“You can wipe down your equipment, using a microfibre cloth with a bit of water. And something I’ve been using a lot is the Clorox Disinfecting mist, which is great for multi-surfaces. What’s great about it is that it’s bleach free. What I’m hearing from people is that more of us are disinfecting at home now, but they don’t necessarily like bleach. I want to be really clear, though: a disinfectant is not always a cleaner. So, clean the surface, too. The Clorox product that I’m talking about is specifically for non-porous, hard surfaces. What any anti-antibacterial product does is it has to find the germs, and then it has to, like, mechanically kill that germ. Spray the surface, let it stay wet for the prescribed period of time on the label so that it can actually do its thing.” (FYI: Maker is also a spokesperson for Clorox.)
How to clean boxing gloves
“Please, god, get your own pair of boxing gloves and hand wraps. Launder the wraps. But the the hardest thing about boxing and hockey gloves is the crevices – the deep, dark crevices that remain moist afterward. The best thing you can do is dry them as quickly as possible after you use them. Air dry them, and let the air circulate.
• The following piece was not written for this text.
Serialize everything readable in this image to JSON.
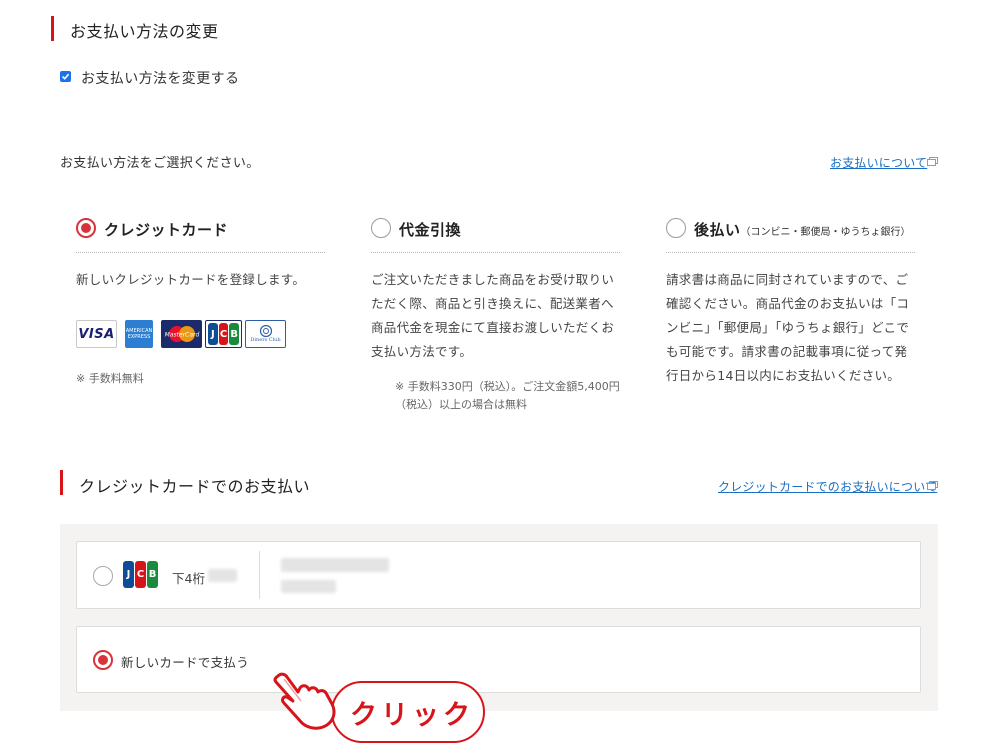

There are those hockey glove drying trees, but I guess if you’re into hockey you would do it. I’ve not tried this Clorox product on boxing gloves, but there are products designed specifically to disinfect glove gear, which would also work very well.”
Check the materials, surfaces
When cleaning any piece of equipment, think about what it’s made of, such as a foam fitness mats, the silicone seat on your Peloton, rubber-coated dumbbells, metallic-threading in a yoga blanket.
“If you’re investing in something, ask yourself when you purchase it, ‘how do I take care of it?’ The people who are selling it, even if it’s online, should have a pretty detailed FAQ section or page. Or customer service should be more than happy to tell you how to properly maintain it.
“Listen, if you clean a porous surface, it will absorb the cleaning product. Something that’s hard and non-porous is impenetrable. I once worked out at a gym with astroturf. And every time that I had to do a burpee or a crunch, I was like, ‘Oh god, how many people’s sweat has pooled here? How many dead skin cells are tucked in here? I didn’t know how well the gym owner maintained the astroturf. But even with buying flooring of a home gym, just ask how to maintain it so that it lasts, too. Replacing it soon would suck.”
Did the pandemic make people cleaner?
“Cleaning was always in the background, and now it’s going to be more in the foreground. People are going to be more attentive to it. I’ve been a cleaning expert for 15 years. When I’m in an airport or at the mall, I’m always looking for the cleaning systems. But, now, so many of us are highly attuned to how clean something is. Where is the hand sanitizer? Can I get a wipe for my tray at the food court? People are more into it. I don’t think that’s going away. I think we’ve been tainted, unfortunately.”